This release also includes two patches that should have been already included in the 3.x series, but for some reasons slipped through the net. They should improve the A2DP performance when using ALSA and allow PAN/BNEP to pass qualification testing.

Driver updates for 2.6.27

For Bluetooth USB devices, the current driver is called hci_usb. However the new btusb driver is suppose to take over. This update now makes sure that all quirks are also present in this new driver.


The missing piece in the btusb driver is the full SCO support. Oliver Neukum is working on this and I hope we will see an update soon.

Bluetooth 2.1 devices

The Bluetooth 2.1 specification has been released over a year ago and so far no Bluetooth 2.1 device made it to market. However in the past months a couple of devices with Bluetooth 2.1 capable chips showed up. The only problem is that even with these chips built in, the host stacks on these devices are still only implementing the Bluetooth 2.0 specification. Examples of such devices are:

  • Apple iPhone 3G
  • Apple MacBook, MacBook Pro and MacBook Air
  • Asus EeePC 901

So in theory all of these devices could support Simple Pairing and Extended Inquiry, but for some reason both companies decided to go the easy way. And I guess there are even more out there since I had a Symbian based Samsung phone in my hands with a Bluetooth 2.1 chips, but no 2.1 features enabled.

All big host stack vendors like Microsoft, Apple, Broadcom and Symbian are working on Simple Pairing support, but only BlueZ has put it out there for public consumption. Seems like everybody is waiting for the others to go first.

So I am most disappointed with Apple here since neither their iPhone 3G nor their new MacBooks make use of the possibilities that their hardware offers.

BD Address:  00:21:E9:xx:xx:xx
Device Name: Marcel’s iPhone 3G
LMP Version: 2.1 (0×4) LMP Subversion: 0x12e9
Manufacturer: Cambridge Silicon Radio (10)
Features: 0xff 0xff 0x8f 0xfe 0x9b 0xff 0×59 0×83

And it is not about which company provided the Bluetooth chip since Apple clearly buys chips from CSR and Broadcom. While on older MacBooks and other Apple machines clearly CSR dominated, they now also go with Broadcom like they have done for their keyboard and mouse products.

BD Address:  00:21:E9:xx:xx:xx
Device Name: Marcel’s MacBook Pro
LMP Version: 2.1 (0×4) LMP Subversion: 0×2187
Manufacturer: Broadcom Corporation (15)
Features: 0xff 0xff 0x8f 0xfe 0x9b 0xff 0×71 0×83

Both iPhones still have a CSR chip in it. The original comes with a 2.0 chip and the 3G version with the 2.1 version of it.

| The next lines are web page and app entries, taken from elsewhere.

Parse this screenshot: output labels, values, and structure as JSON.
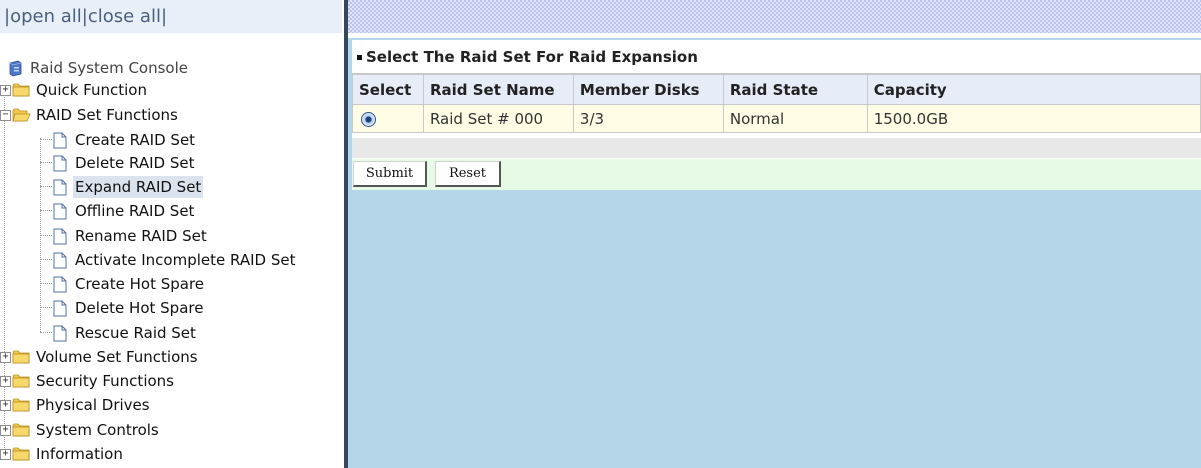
{
  "top_links": {
    "open_all": "open all",
    "close_all": "close all",
    "separator": "|"
  },
  "tree": {
    "root_label": "Raid System Console",
    "quick_function": "Quick Function",
    "raid_set_functions": {
      "label": "RAID Set Functions",
      "children": [
        "Create RAID Set",
        "Delete RAID Set",
        "Expand RAID Set",
        "Offline RAID Set",
        "Rename RAID Set",
        "Activate Incomplete RAID Set",
        "Create Hot Spare",
        "Delete Hot Spare",
        "Rescue Raid Set"
      ],
      "selected": "Expand RAID Set"
    },
    "collapsed_folders": [
      "Volume Set Functions",
      "Security Functions",
      "Physical Drives",
      "System Controls",
      "Information"
    ],
    "expander_plus": "+",
    "expander_minus": "−"
  },
  "panel": {
    "title": "Select The Raid Set For Raid Expansion",
    "columns": [
      "Select",
      "Raid Set Name",
      "Member Disks",
      "Raid State",
      "Capacity"
    ],
    "rows": [
      {
        "selected": true,
        "name": "Raid Set # 000",
        "member_disks": "3/3",
        "state": "Normal",
        "capacity": "1500.0GB"
      }
    ],
    "submit_label": "Submit",
    "reset_label": "Reset"
  },
  "colors": {
    "right_background": "#b4d6e8",
    "divider": "#35475f",
    "header_row": "#e6ecf8",
    "data_row": "#fffde6",
    "button_row": "#e6fae6",
    "top_links_bg": "#e8eff8",
    "selected_item_bg": "#dbe3ef"
  },
  "icons": {
    "root": "server-icon",
    "folder": "folder-icon",
    "folder_open": "folder-open-icon",
    "document": "document-icon",
    "expander": "tree-expander-icon",
    "radio": "radio-selected-icon"
  }
}
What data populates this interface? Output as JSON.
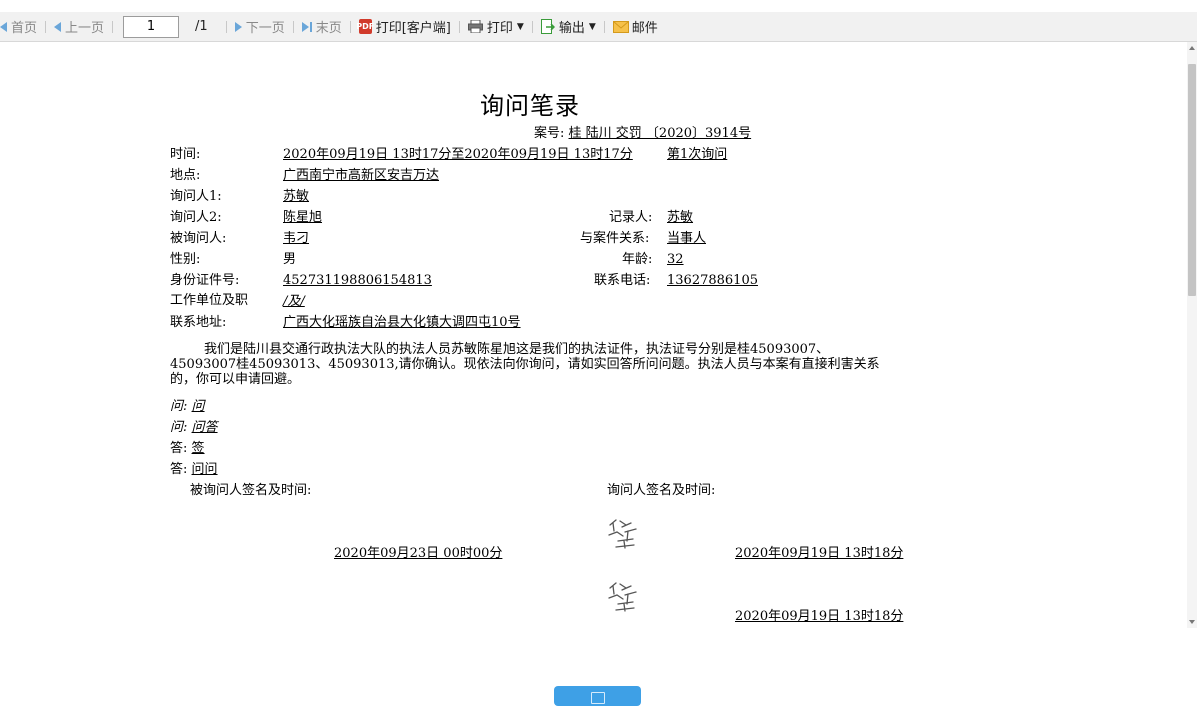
{
  "toolbar": {
    "first_label": "首页",
    "prev_label": "上一页",
    "page_value": "1",
    "page_total": "/1",
    "next_label": "下一页",
    "last_label": "末页",
    "print_client_label": "打印[客户端]",
    "print_label": "打印",
    "export_label": "输出",
    "mail_label": "邮件"
  },
  "document": {
    "title": "询问笔录",
    "case_label": "案号:",
    "case_number": "桂 陆川 交罚 〔2020〕3914号",
    "time_label": "时间:",
    "time_value": "2020年09月19日 13时17分至2020年09月19日 13时17分",
    "session_value": "第1次询问",
    "place_label": "地点:",
    "place_value": "广西南宁市高新区安吉万达",
    "inquirer1_label": "询问人1:",
    "inquirer1_value": "苏敏",
    "inquirer2_label": "询问人2:",
    "inquirer2_value": "陈星旭",
    "recorder_label": "记录人:",
    "recorder_value": "苏敏",
    "inquiree_label": "被询问人:",
    "inquiree_value": "韦刁",
    "relation_label": "与案件关系:",
    "relation_value": "当事人",
    "gender_label": "性别:",
    "gender_value": "男",
    "age_label": "年龄:",
    "age_value": "32",
    "id_label": "身份证件号:",
    "id_value": "452731198806154813",
    "phone_label": "联系电话:",
    "phone_value": "13627886105",
    "work_label": "工作单位及职",
    "work_value": "/及/",
    "address_label": "联系地址:",
    "address_value": "广西大化瑶族自治县大化镇大调四屯10号",
    "statement": "我们是陆川县交通行政执法大队的执法人员苏敏陈星旭这是我们的执法证件，执法证号分别是桂45093007、45093007桂45093013、45093013,请你确认。现依法向你询问，请如实回答所问问题。执法人员与本案有直接利害关系的，你可以申请回避。",
    "q1_label": "问:",
    "q1_value": "问",
    "q2_label": "问:",
    "q2_value": "问答",
    "a1_label": "答:",
    "a1_value": "签",
    "a2_label": "答:",
    "a2_value": "问问",
    "inquiree_sign_label": "被询问人签名及时间:",
    "inquirer_sign_label": "询问人签名及时间:",
    "inquiree_sign_date": "2020年09月23日 00时00分",
    "inquirer_sign_date1": "2020年09月19日 13时18分",
    "inquirer_sign_date2": "2020年09月19日 13时18分"
  },
  "colors": {
    "toolbar_bg": "#f1f1f1",
    "nav_arrow": "#6aa6d9",
    "pdf_red": "#d13a2b",
    "button_blue": "#3ea0e6"
  }
}
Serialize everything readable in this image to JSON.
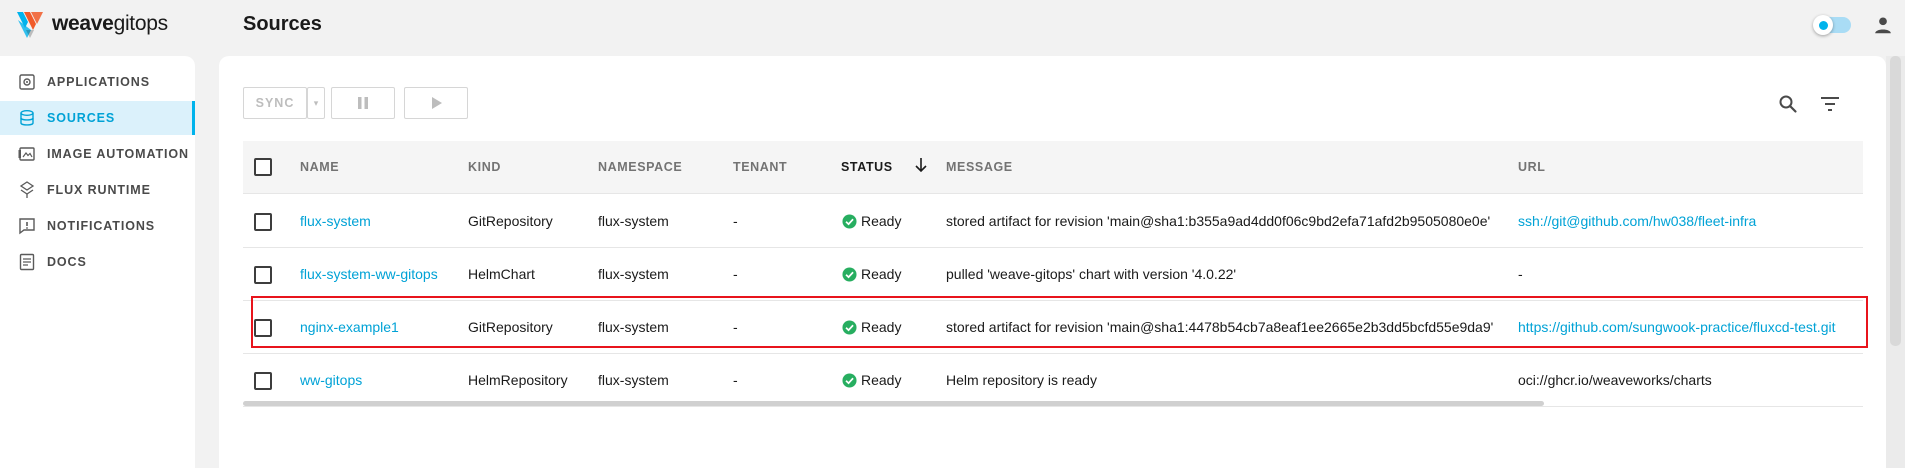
{
  "app": {
    "logo_bold": "weave",
    "logo_rest": "gitops",
    "page_title": "Sources"
  },
  "sidebar": {
    "items": [
      {
        "label": "APPLICATIONS",
        "icon": "applications-icon",
        "active": false
      },
      {
        "label": "SOURCES",
        "icon": "sources-icon",
        "active": true
      },
      {
        "label": "IMAGE AUTOMATION",
        "icon": "image-automation-icon",
        "active": false
      },
      {
        "label": "FLUX RUNTIME",
        "icon": "flux-runtime-icon",
        "active": false
      },
      {
        "label": "NOTIFICATIONS",
        "icon": "notifications-icon",
        "active": false
      },
      {
        "label": "DOCS",
        "icon": "docs-icon",
        "active": false
      }
    ]
  },
  "toolbar": {
    "sync_label": "SYNC",
    "caret_glyph": "▾"
  },
  "table": {
    "columns": [
      "NAME",
      "KIND",
      "NAMESPACE",
      "TENANT",
      "STATUS",
      "MESSAGE",
      "URL"
    ],
    "sorted_column": "STATUS",
    "rows": [
      {
        "name": "flux-system",
        "kind": "GitRepository",
        "namespace": "flux-system",
        "tenant": "-",
        "status": "Ready",
        "message": "stored artifact for revision 'main@sha1:b355a9ad4dd0f06c9bd2efa71afd2b9505080e0e'",
        "url": "ssh://git@github.com/hw038/fleet-infra",
        "url_is_link": true
      },
      {
        "name": "flux-system-ww-gitops",
        "kind": "HelmChart",
        "namespace": "flux-system",
        "tenant": "-",
        "status": "Ready",
        "message": "pulled 'weave-gitops' chart with version '4.0.22'",
        "url": "-",
        "url_is_link": false
      },
      {
        "name": "nginx-example1",
        "kind": "GitRepository",
        "namespace": "flux-system",
        "tenant": "-",
        "status": "Ready",
        "message": "stored artifact for revision 'main@sha1:4478b54cb7a8eaf1ee2665e2b3dd5bcfd55e9da9'",
        "url": "https://github.com/sungwook-practice/fluxcd-test.git",
        "url_is_link": true
      },
      {
        "name": "ww-gitops",
        "kind": "HelmRepository",
        "namespace": "flux-system",
        "tenant": "-",
        "status": "Ready",
        "message": "Helm repository is ready",
        "url": "oci://ghcr.io/weaveworks/charts",
        "url_is_link": false
      }
    ]
  },
  "colors": {
    "accent": "#00b3ec",
    "link": "#00a2d6",
    "ready": "#27ae60",
    "highlight": "#e8141c"
  }
}
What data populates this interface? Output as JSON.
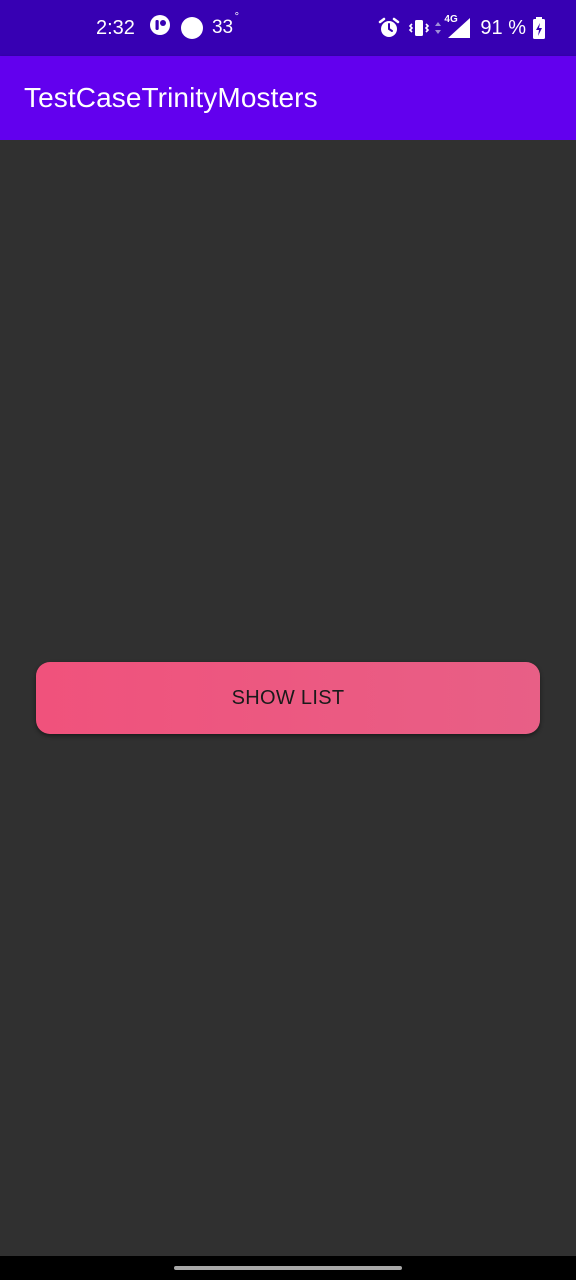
{
  "status_bar": {
    "time": "2:32",
    "temperature": "33",
    "battery": "91 %",
    "network": "4G",
    "icons": [
      "app-notification-icon",
      "weather-icon",
      "alarm-icon",
      "vibrate-icon",
      "data-arrows-icon",
      "signal-icon",
      "battery-charging-icon"
    ]
  },
  "app_bar": {
    "title": "TestCaseTrinityMosters"
  },
  "main": {
    "show_list_label": "SHOW LIST"
  },
  "colors": {
    "status_bar": "#3700b3",
    "app_bar": "#6200ee",
    "background": "#303030",
    "button": "#f0527c"
  }
}
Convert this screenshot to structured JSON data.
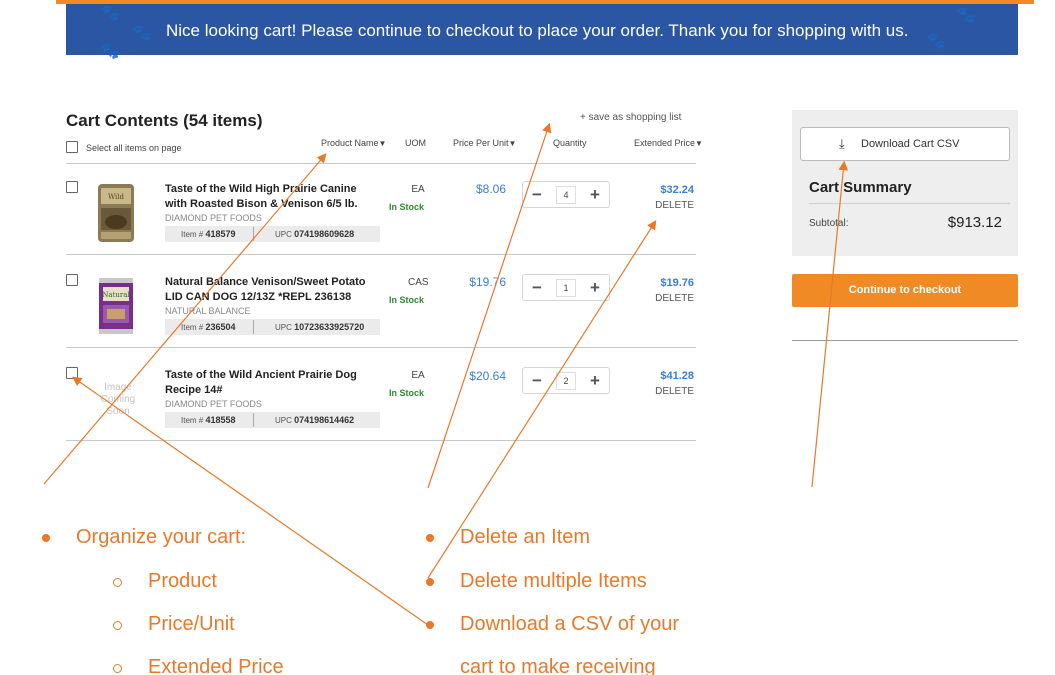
{
  "banner": {
    "message": "Nice looking cart! Please continue to checkout to place your order. Thank you for shopping with us.",
    "color": "#2b56a3"
  },
  "cart": {
    "title": "Cart Contents (54 items)",
    "save_link": "+ save as shopping list",
    "select_all_label": "Select all items on page",
    "columns": {
      "product_name": "Product Name",
      "uom": "UOM",
      "price_per_unit": "Price Per Unit",
      "quantity": "Quantity",
      "extended_price": "Extended Price"
    },
    "items": [
      {
        "name_line1": "Taste of the Wild High Prairie Canine",
        "name_line2": "with Roasted Bison & Venison 6/5 lb.",
        "brand": "DIAMOND PET FOODS",
        "item_label": "Item #",
        "item_no": "418579",
        "upc_label": "UPC",
        "upc": "074198609628",
        "uom": "EA",
        "stock": "In Stock",
        "price": "$8.06",
        "qty": "4",
        "extended": "$32.24",
        "delete": "DELETE"
      },
      {
        "name_line1": "Natural Balance Venison/Sweet Potato",
        "name_line2": "LID CAN DOG 12/13Z *REPL 236138",
        "brand": "NATURAL BALANCE",
        "item_label": "Item #",
        "item_no": "236504",
        "upc_label": "UPC",
        "upc": "10723633925720",
        "uom": "CAS",
        "stock": "In Stock",
        "price": "$19.76",
        "qty": "1",
        "extended": "$19.76",
        "delete": "DELETE"
      },
      {
        "name_line1": "Taste of the Wild Ancient Prairie Dog",
        "name_line2": "Recipe 14#",
        "brand": "DIAMOND PET FOODS",
        "item_label": "Item #",
        "item_no": "418558",
        "upc_label": "UPC",
        "upc": "074198614462",
        "uom": "EA",
        "stock": "In Stock",
        "price": "$20.64",
        "qty": "2",
        "extended": "$41.28",
        "delete": "DELETE",
        "image_placeholder": [
          "Image",
          "Coming",
          "Soon"
        ]
      }
    ]
  },
  "summary": {
    "download_label": "Download Cart CSV",
    "title": "Cart Summary",
    "subtotal_label": "Subtotal:",
    "subtotal_value": "$913.12",
    "checkout_label": "Continue to checkout"
  },
  "notes": {
    "left_heading": "Organize your cart:",
    "left_items": [
      "Product",
      "Price/Unit",
      "Extended Price"
    ],
    "right_items": [
      "Delete an Item",
      "Delete multiple Items",
      "Download a CSV of your",
      "cart to make receiving"
    ]
  },
  "colors": {
    "accent_orange": "#f08a24",
    "annotation_orange": "#e8792b",
    "price_blue": "#3b7dd8",
    "in_stock_green": "#2e8b2e"
  }
}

When the Bluetooth 1.2 specification was development, Apple was the first ones to add support for Adaptive Frequency Hopping (AFH) to their products and also provided firmware updates for the chips they used. I expected Apple to push forward with Simple Pairing support, but now I think it is unlikely to happen soon.

BD Address:  00:15:AF:xx:xx:xx
Device Name: Marcel’s EeePC 901
LMP Version: 2.1 (0×4) LMP Subversion: 0x420e
Manufacturer: Broadcom Corporation (15)
Features: 0xff 0xff 0x8f 0xfe 0x9b 0xff 0×79 0×83

The EeePC 901 comes with Windows XP per-installed at the moment. Installing Linux with a 2.6.27 kernel and BlueZ 4.0 on it would make it the first product with Simple Pairing and Extended Inquiry support. So happy hacking.